Existing spoken dialogue systems are typically not designed to provide natural interaction since they impose a strict turn-taking regime in which a dialogue consists of interleaved system and user turns. To allow more responsive and natural interaction, this paper describes a system in which turn-taking decisions are taken at a more fine-grained micro-turn level. A decision-theoretic approach is then applied to optimise turn-taking control. Inverse reinforcement learning is used to capture the complex but natural behaviours from human-human dialogues and optimise interaction without specifying a reward function manually. Using a corpus of human-human interaction, experiments show that IRL is able to learn an effective reward function which outperforms a comparable handcrafted policy.
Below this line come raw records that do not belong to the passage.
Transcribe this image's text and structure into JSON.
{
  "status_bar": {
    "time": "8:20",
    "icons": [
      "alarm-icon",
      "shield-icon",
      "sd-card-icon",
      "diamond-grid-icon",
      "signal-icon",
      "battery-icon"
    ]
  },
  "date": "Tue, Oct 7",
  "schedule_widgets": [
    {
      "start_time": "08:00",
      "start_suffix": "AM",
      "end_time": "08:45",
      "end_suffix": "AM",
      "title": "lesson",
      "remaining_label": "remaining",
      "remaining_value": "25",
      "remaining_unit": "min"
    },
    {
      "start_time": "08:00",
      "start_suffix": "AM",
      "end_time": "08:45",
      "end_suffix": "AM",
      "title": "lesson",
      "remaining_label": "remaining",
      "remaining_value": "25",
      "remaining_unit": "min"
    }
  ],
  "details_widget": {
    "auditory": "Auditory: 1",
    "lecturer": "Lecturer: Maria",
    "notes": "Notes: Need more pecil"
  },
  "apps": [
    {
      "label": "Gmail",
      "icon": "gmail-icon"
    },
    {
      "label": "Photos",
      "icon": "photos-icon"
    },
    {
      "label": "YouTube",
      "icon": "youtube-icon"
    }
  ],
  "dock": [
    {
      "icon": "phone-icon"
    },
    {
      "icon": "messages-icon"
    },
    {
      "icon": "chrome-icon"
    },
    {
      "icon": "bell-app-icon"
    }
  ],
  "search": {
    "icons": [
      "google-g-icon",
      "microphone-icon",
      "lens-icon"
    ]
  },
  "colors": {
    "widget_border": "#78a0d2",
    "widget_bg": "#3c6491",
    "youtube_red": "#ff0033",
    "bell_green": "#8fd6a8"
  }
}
Bibliographic reference. Kim, Dongho / Breslin, Catherine / Tsiakoulis, Pirros / Gašić, M. / Henderson, Matthew / Young, Steve (2014): "Inverse reinforcement learning for micro-turn management", In INTERSPEECH-2014, 328-332.